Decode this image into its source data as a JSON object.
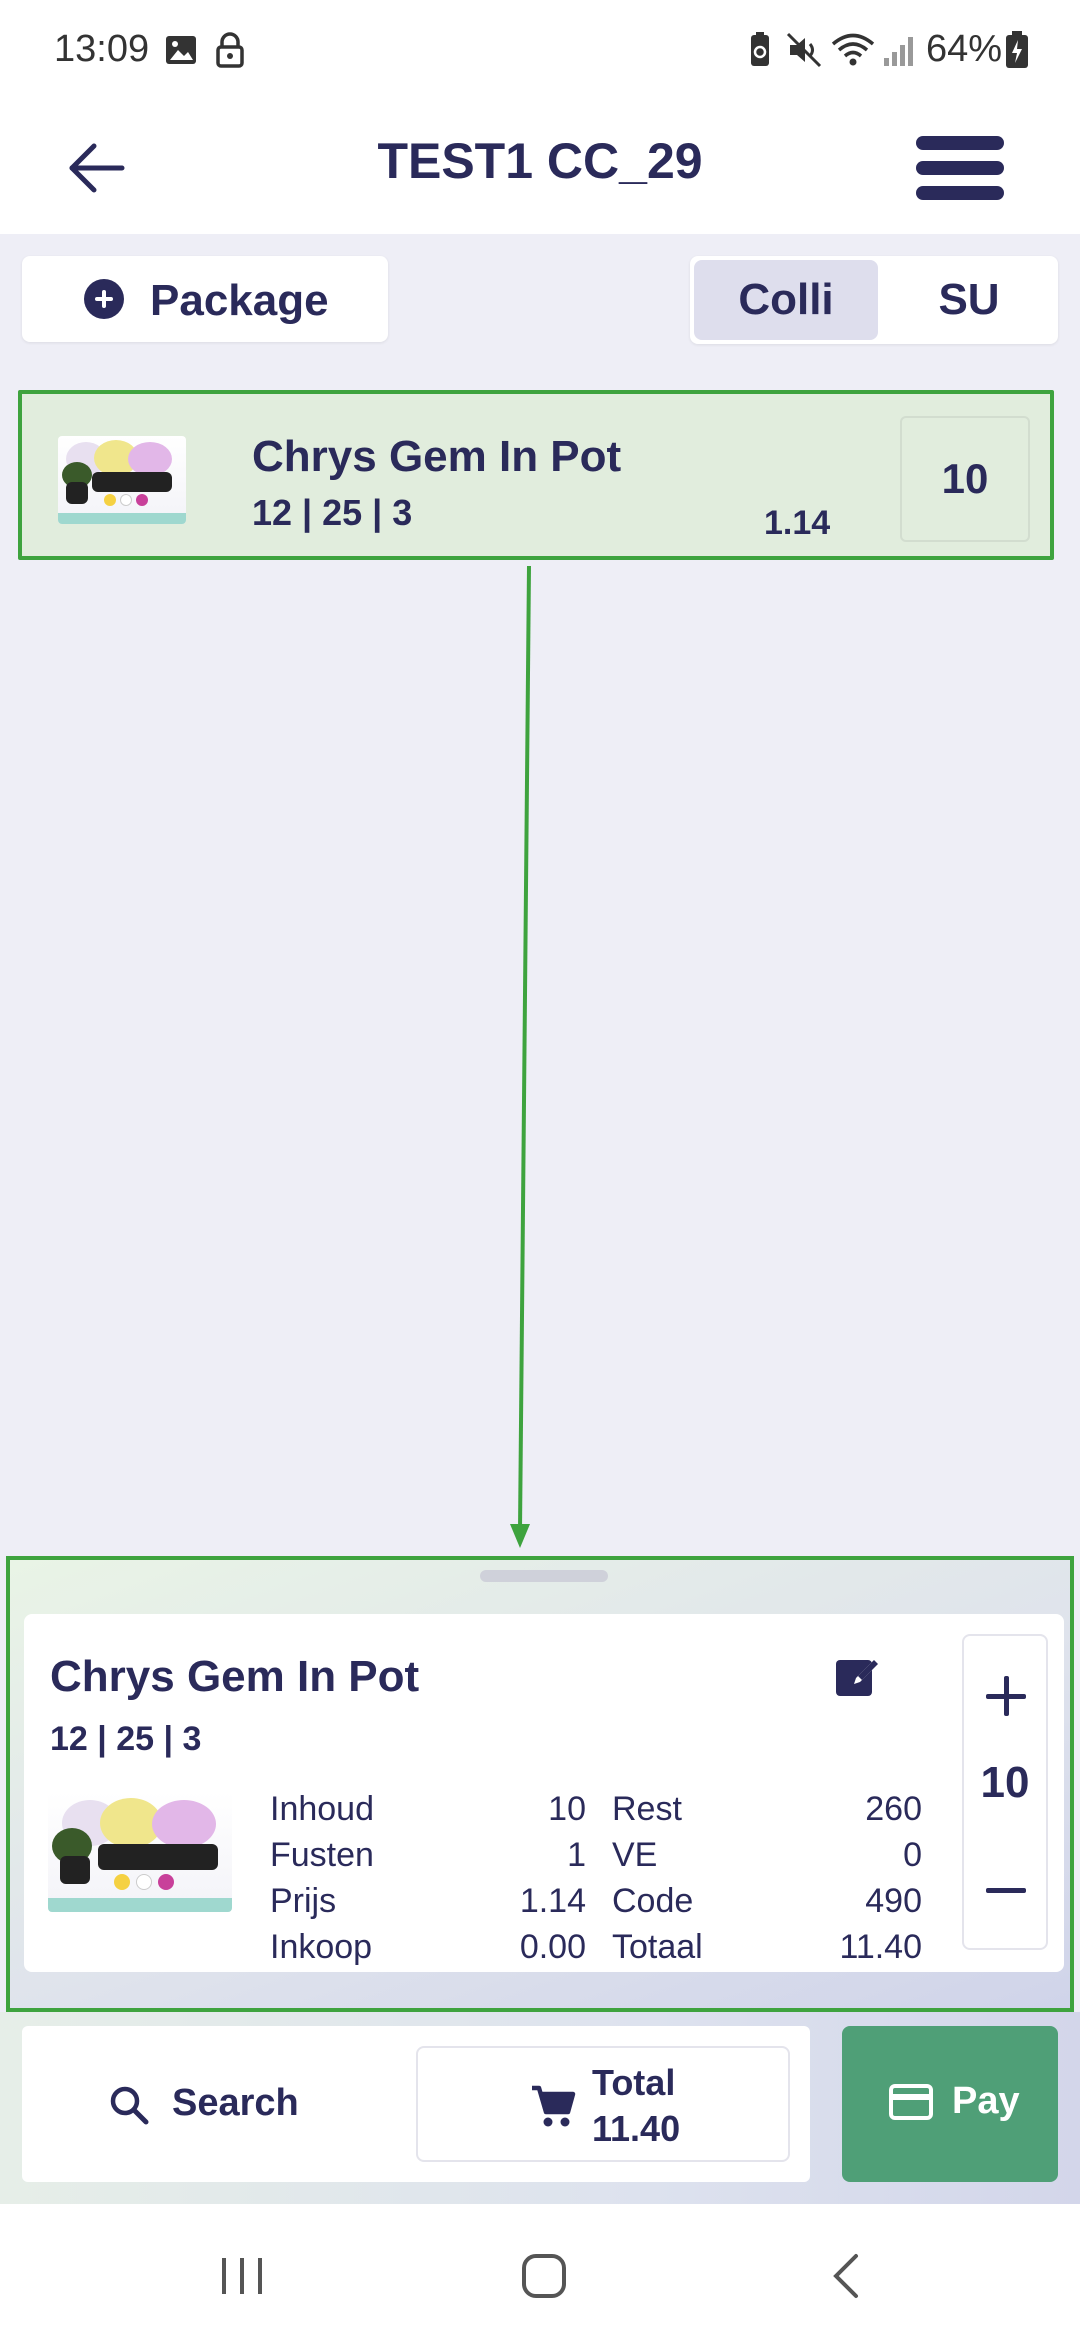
{
  "status_bar": {
    "time": "13:09",
    "battery": "64%",
    "icons": [
      "image-icon",
      "lock-icon",
      "battery-saver-icon",
      "mute-icon",
      "wifi-icon",
      "signal-icon",
      "battery-icon"
    ]
  },
  "header": {
    "title": "TEST1 CC_29",
    "back_icon": "arrow-left-icon",
    "menu_icon": "hamburger-menu-icon"
  },
  "toolbar": {
    "package_label": "Package",
    "toggle": {
      "options": [
        "Colli",
        "SU"
      ],
      "selected": "Colli"
    }
  },
  "list": {
    "items": [
      {
        "name": "Chrys Gem In Pot",
        "meta": "12 | 25 | 3",
        "price": "1.14",
        "quantity": "10",
        "selected": true
      }
    ]
  },
  "detail": {
    "name": "Chrys Gem In Pot",
    "meta": "12 | 25 | 3",
    "left": [
      {
        "label": "Inhoud",
        "value": "10"
      },
      {
        "label": "Fusten",
        "value": "1"
      },
      {
        "label": "Prijs",
        "value": "1.14"
      },
      {
        "label": "Inkoop",
        "value": "0.00"
      }
    ],
    "right": [
      {
        "label": "Rest",
        "value": "260"
      },
      {
        "label": "VE",
        "value": "0"
      },
      {
        "label": "Code",
        "value": "490"
      },
      {
        "label": "Totaal",
        "value": "11.40"
      }
    ],
    "stepper_value": "10"
  },
  "bottom": {
    "search_label": "Search",
    "total_label": "Total",
    "total_value": "11.40",
    "pay_label": "Pay"
  },
  "colors": {
    "primary": "#2a2a5a",
    "highlight_border": "#3ea33e",
    "selected_row_bg": "#e1eddd",
    "pay_button": "#4f9f77",
    "background": "#eeeef6"
  }
}
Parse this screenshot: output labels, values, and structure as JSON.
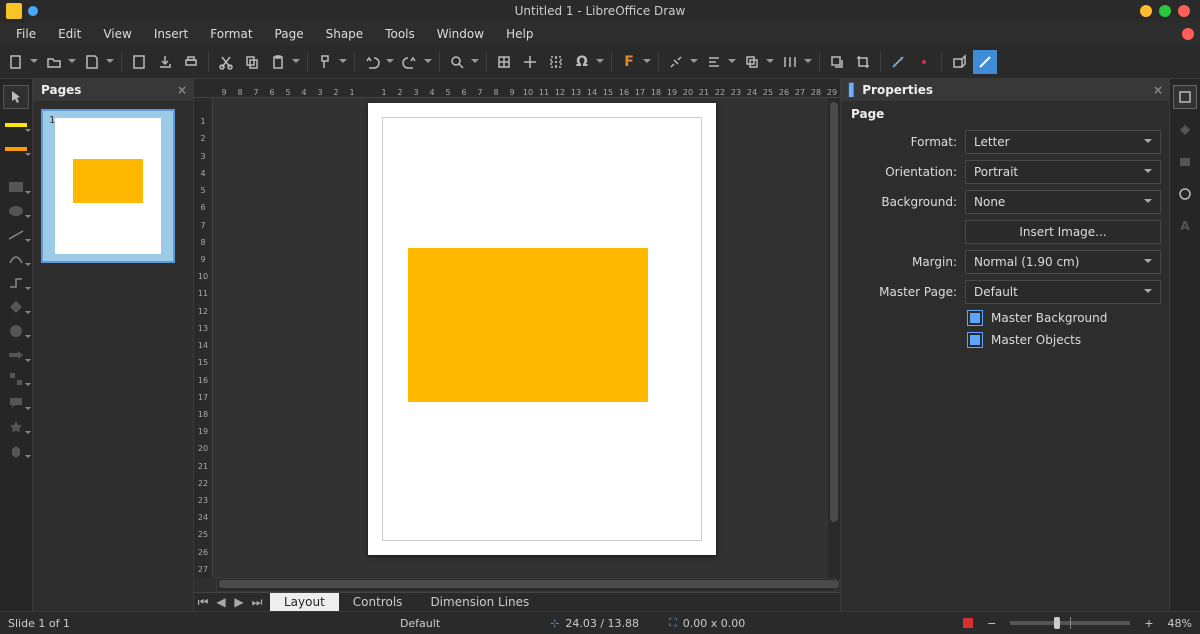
{
  "title": "Untitled 1 - LibreOffice Draw",
  "menus": [
    "File",
    "Edit",
    "View",
    "Insert",
    "Format",
    "Page",
    "Shape",
    "Tools",
    "Window",
    "Help"
  ],
  "pages_panel": {
    "title": "Pages",
    "slide_num": "1"
  },
  "canvas": {
    "shape_fill": "#ffb800"
  },
  "ruler_h": [
    "9",
    "8",
    "7",
    "6",
    "5",
    "4",
    "3",
    "2",
    "1",
    "",
    "1",
    "2",
    "3",
    "4",
    "5",
    "6",
    "7",
    "8",
    "9",
    "10",
    "11",
    "12",
    "13",
    "14",
    "15",
    "16",
    "17",
    "18",
    "19",
    "20",
    "21",
    "22",
    "23",
    "24",
    "25",
    "26",
    "27",
    "28",
    "29"
  ],
  "ruler_v": [
    "",
    "1",
    "2",
    "3",
    "4",
    "5",
    "6",
    "7",
    "8",
    "9",
    "10",
    "11",
    "12",
    "13",
    "14",
    "15",
    "16",
    "17",
    "18",
    "19",
    "20",
    "21",
    "22",
    "23",
    "24",
    "25",
    "26",
    "27"
  ],
  "view_tabs": {
    "layout": "Layout",
    "controls": "Controls",
    "dimension": "Dimension Lines"
  },
  "properties": {
    "title": "Properties",
    "section": "Page",
    "format": {
      "label": "Format:",
      "value": "Letter"
    },
    "orientation": {
      "label": "Orientation:",
      "value": "Portrait"
    },
    "background": {
      "label": "Background:",
      "value": "None"
    },
    "insert_image": "Insert Image...",
    "margin": {
      "label": "Margin:",
      "value": "Normal (1.90 cm)"
    },
    "master_page": {
      "label": "Master Page:",
      "value": "Default"
    },
    "master_background": "Master Background",
    "master_objects": "Master Objects"
  },
  "status": {
    "slide": "Slide 1 of 1",
    "layer": "Default",
    "pos": "24.03 / 13.88",
    "size": "0.00 x 0.00",
    "zoom": "48%"
  }
}
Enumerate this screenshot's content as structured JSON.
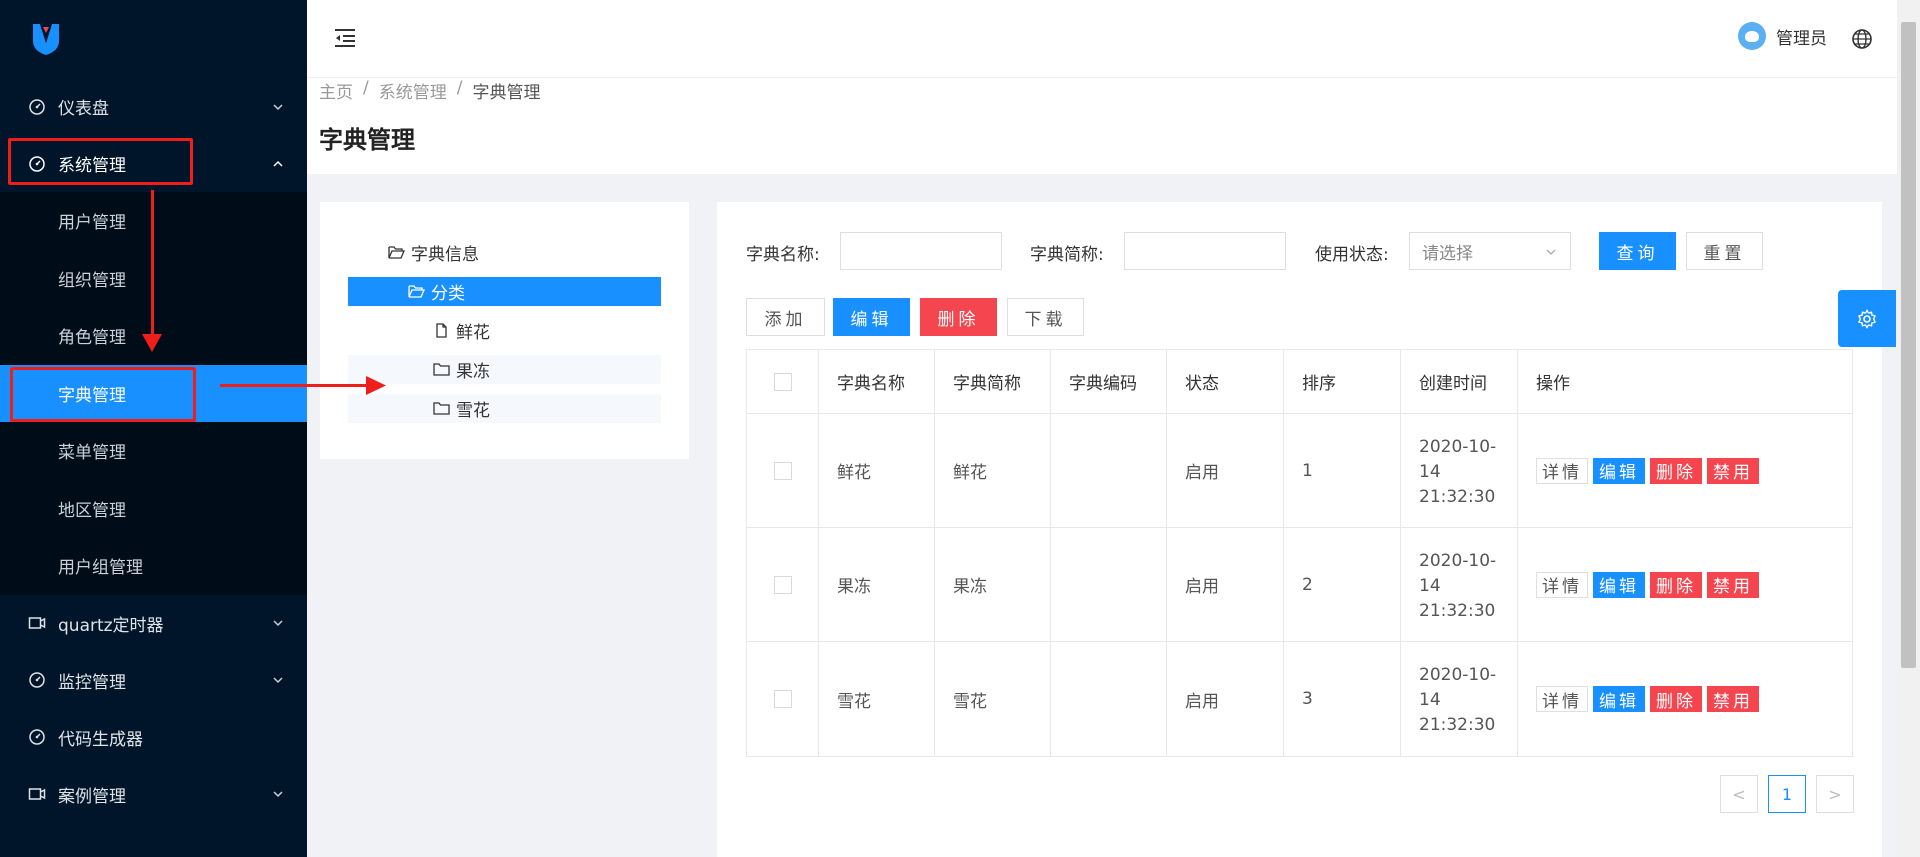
{
  "sidebar": {
    "logo": "logo-icon",
    "items": [
      {
        "label": "仪表盘",
        "icon": "dashboard-icon",
        "has_children": true,
        "expanded": false
      },
      {
        "label": "系统管理",
        "icon": "dashboard-icon",
        "has_children": true,
        "expanded": true
      },
      {
        "label": "quartz定时器",
        "icon": "video-icon",
        "has_children": true,
        "expanded": false
      },
      {
        "label": "监控管理",
        "icon": "dashboard-icon",
        "has_children": true,
        "expanded": false
      },
      {
        "label": "代码生成器",
        "icon": "dashboard-icon",
        "has_children": false
      },
      {
        "label": "案例管理",
        "icon": "video-icon",
        "has_children": true,
        "expanded": false
      }
    ],
    "sub_items": [
      {
        "label": "用户管理"
      },
      {
        "label": "组织管理"
      },
      {
        "label": "角色管理"
      },
      {
        "label": "字典管理",
        "active": true
      },
      {
        "label": "菜单管理"
      },
      {
        "label": "地区管理"
      },
      {
        "label": "用户组管理"
      }
    ]
  },
  "header": {
    "user_name": "管理员"
  },
  "breadcrumb": {
    "home": "主页",
    "sep": "/",
    "parent": "系统管理",
    "current": "字典管理"
  },
  "page_title": "字典管理",
  "tree": {
    "root": "字典信息",
    "selected": "分类",
    "children": [
      "鲜花",
      "果冻",
      "雪花"
    ]
  },
  "filters": {
    "name_label": "字典名称:",
    "abbr_label": "字典简称:",
    "status_label": "使用状态:",
    "status_placeholder": "请选择",
    "query": "查询",
    "reset": "重置"
  },
  "toolbar": {
    "add": "添加",
    "edit": "编辑",
    "delete": "删除",
    "download": "下载"
  },
  "table": {
    "columns": [
      "字典名称",
      "字典简称",
      "字典编码",
      "状态",
      "排序",
      "创建时间",
      "操作"
    ],
    "rows": [
      {
        "name": "鲜花",
        "abbr": "鲜花",
        "code": "",
        "status": "启用",
        "order": "1",
        "time1": "2020-10-",
        "time2": "14",
        "time3": "21:32:30"
      },
      {
        "name": "果冻",
        "abbr": "果冻",
        "code": "",
        "status": "启用",
        "order": "2",
        "time1": "2020-10-",
        "time2": "14",
        "time3": "21:32:30"
      },
      {
        "name": "雪花",
        "abbr": "雪花",
        "code": "",
        "status": "启用",
        "order": "3",
        "time1": "2020-10-",
        "time2": "14",
        "time3": "21:32:30"
      }
    ],
    "ops": {
      "detail": "详情",
      "edit": "编辑",
      "delete": "删除",
      "disable": "禁用"
    }
  },
  "pagination": {
    "prev": "<",
    "current": "1",
    "next": ">"
  },
  "colors": {
    "sidebar_bg": "#001529",
    "primary": "#1890ff",
    "danger": "#f5454f",
    "annotation": "#f01d1d"
  }
}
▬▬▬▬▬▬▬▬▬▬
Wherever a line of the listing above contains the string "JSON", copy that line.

### SOLUTION FOR THIS EXERCISE
Decode this image into its source data as a JSON object.
Parse this screenshot: output labels, values, and structure as JSON.
Enumerate this screenshot's content as structured JSON.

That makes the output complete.